Addressing the Congress parliamentary party after a long gap, Sonia expressed her frustration by lamenting that it had almost become fashionable to criticise the government. Instead of dwelling on organisational infirmities, governmental follies and political challenges, she appeared to suggest that the real problem lay in perception management.
“We must speak forcefully and with confidence on what we have achieved, and there is much we have to show despite difficult economic times. We must project our government’s many accomplishments and our ambitious legislative agenda. And we must expose the Opposition’s doublespeak and its obstructive behaviour in blocking parliamentary proceedings,” she said.
Asserting that “we must not allow the negative propaganda to deflect us”, Sonia said: “We must draw upon the lessons of the previous polls as we approach a series of state elections in the coming months. We must project our work as the central government and expose the hollow claims of Opposition-ruled state governments. Misgovernance and corruption have been widespread in some of these states as revealed by the CAG and lokayukta reports.”
So concerned is the Congress chief about the image crisis that she linked the failure to confront it to groupism in the party. She said: “Most important, we must shed all manner of factional behaviour and fight as one disciplined team at all levels. That will be the single most important factor to decide whether we win or lose. People look to us — but we need to show them our commitment if we are to convert this sentiment into electoral victories.”

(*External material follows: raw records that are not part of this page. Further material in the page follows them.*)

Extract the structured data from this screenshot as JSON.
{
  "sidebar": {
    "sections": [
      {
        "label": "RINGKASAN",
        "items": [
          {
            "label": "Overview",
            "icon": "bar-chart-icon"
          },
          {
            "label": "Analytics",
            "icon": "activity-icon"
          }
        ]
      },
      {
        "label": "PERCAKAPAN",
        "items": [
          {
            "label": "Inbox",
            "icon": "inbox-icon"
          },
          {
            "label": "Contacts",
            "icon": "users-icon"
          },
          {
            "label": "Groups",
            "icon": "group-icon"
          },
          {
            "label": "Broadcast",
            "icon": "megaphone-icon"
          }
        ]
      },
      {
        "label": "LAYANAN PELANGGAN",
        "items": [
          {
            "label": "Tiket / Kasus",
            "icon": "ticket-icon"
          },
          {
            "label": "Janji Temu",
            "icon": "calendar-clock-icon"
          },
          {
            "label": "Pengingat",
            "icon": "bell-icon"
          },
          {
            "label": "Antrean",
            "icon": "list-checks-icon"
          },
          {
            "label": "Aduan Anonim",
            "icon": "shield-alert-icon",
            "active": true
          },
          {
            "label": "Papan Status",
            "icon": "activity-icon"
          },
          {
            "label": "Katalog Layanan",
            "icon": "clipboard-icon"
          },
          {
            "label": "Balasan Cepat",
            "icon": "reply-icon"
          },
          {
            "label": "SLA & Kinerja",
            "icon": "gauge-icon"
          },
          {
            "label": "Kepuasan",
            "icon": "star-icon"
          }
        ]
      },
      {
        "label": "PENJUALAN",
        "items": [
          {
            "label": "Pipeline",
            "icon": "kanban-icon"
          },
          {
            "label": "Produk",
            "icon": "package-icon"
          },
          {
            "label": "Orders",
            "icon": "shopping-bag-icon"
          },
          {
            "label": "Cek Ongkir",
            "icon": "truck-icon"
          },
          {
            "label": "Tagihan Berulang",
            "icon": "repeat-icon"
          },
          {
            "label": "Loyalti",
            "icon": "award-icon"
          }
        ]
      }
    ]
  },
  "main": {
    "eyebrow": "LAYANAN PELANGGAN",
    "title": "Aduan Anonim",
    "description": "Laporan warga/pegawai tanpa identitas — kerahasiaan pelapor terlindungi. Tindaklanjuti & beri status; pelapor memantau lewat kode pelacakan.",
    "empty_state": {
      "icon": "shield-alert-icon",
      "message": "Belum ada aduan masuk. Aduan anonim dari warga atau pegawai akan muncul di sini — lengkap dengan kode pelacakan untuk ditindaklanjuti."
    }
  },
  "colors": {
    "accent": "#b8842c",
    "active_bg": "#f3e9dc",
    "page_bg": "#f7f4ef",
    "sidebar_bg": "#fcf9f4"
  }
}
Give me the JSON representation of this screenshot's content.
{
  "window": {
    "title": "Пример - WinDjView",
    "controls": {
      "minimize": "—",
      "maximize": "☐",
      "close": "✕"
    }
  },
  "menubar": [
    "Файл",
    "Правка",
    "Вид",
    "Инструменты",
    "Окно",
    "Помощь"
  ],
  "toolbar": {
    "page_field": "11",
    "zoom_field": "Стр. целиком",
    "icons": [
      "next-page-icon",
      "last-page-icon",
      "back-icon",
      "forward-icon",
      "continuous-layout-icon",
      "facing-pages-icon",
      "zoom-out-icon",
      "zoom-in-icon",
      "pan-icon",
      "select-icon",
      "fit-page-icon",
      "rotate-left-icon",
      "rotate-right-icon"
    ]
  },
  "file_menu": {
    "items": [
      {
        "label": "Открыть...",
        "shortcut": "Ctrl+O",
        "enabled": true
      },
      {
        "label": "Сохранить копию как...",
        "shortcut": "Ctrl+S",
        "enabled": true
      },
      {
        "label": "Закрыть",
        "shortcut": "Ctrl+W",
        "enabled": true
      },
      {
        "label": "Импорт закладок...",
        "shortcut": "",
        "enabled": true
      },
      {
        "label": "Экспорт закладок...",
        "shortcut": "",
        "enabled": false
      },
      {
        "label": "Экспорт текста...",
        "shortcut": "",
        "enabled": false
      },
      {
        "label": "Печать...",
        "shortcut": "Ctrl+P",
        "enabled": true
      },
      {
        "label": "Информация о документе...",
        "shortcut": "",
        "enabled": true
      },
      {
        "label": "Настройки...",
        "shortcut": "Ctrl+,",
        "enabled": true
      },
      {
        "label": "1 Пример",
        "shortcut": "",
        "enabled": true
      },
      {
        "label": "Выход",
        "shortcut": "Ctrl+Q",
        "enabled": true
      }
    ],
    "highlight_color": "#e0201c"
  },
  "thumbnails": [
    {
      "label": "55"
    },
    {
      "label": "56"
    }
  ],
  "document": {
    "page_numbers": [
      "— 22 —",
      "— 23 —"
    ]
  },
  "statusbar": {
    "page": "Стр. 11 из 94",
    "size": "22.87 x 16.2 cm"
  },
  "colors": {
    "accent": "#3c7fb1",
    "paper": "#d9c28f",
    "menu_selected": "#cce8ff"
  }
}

Sources in the party have conceded that the image crisis has deeply troubled her for some time, particularly after the 2G scam and the Anna Hazare agitation. Her thinking has now been endorsed by the Antony committee report, which listed the inability to win the perception war as one of the main causes of decline in the party’s fortunes.